# TASK DESCRIPTION:
Your task is to retype every entry exactly, omitting nothing.

-- Opening Marker --

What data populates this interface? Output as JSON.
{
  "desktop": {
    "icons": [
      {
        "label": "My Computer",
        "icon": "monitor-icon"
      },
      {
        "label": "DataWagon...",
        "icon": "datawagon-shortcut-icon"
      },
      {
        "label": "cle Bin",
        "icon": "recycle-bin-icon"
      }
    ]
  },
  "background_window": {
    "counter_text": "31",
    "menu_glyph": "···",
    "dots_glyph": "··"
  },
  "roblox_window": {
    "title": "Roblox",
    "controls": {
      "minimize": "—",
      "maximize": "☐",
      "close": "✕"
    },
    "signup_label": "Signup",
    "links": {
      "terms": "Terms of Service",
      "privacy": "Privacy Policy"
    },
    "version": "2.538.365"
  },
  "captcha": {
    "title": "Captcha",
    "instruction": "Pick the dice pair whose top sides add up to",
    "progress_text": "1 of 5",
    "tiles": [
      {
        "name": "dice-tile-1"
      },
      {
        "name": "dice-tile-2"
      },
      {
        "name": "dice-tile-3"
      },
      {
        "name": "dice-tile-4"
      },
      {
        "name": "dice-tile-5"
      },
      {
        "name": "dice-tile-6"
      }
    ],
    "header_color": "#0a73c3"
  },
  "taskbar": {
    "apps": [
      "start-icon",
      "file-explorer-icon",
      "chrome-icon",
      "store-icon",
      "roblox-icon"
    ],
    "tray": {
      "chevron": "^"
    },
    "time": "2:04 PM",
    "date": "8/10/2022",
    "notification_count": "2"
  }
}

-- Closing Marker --

# THE ANSWER:
What data populates this interface? Output as JSON.
{
  "desktop": {
    "icons": [
      {
        "label": "My Computer",
        "icon": "monitor-icon"
      },
      {
        "label": "DataWagon...",
        "icon": "datawagon-shortcut-icon"
      },
      {
        "label": "cle Bin",
        "icon": "recycle-bin-icon"
      }
    ]
  },
  "background_window": {
    "counter_text": "31",
    "menu_glyph": "···",
    "dots_glyph": "··"
  },
  "roblox_window": {
    "title": "Roblox",
    "controls": {
      "minimize": "—",
      "maximize": "☐",
      "close": "✕"
    },
    "signup_label": "Signup",
    "links": {
      "terms": "Terms of Service",
      "privacy": "Privacy Policy"
    },
    "version": "2.538.365"
  },
  "captcha": {
    "title": "Captcha",
    "instruction": "Pick the dice pair whose top sides add up to",
    "progress_text": "1 of 5",
    "tiles": [
      {
        "name": "dice-tile-1"
      },
      {
        "name": "dice-tile-2"
      },
      {
        "name": "dice-tile-3"
      },
      {
        "name": "dice-tile-4"
      },
      {
        "name": "dice-tile-5"
      },
      {
        "name": "dice-tile-6"
      }
    ],
    "header_color": "#0a73c3"
  },
  "taskbar": {
    "apps": [
      "start-icon",
      "file-explorer-icon",
      "chrome-icon",
      "store-icon",
      "roblox-icon"
    ],
    "tray": {
      "chevron": "^"
    },
    "time": "2:04 PM",
    "date": "8/10/2022",
    "notification_count": "2"
  }
}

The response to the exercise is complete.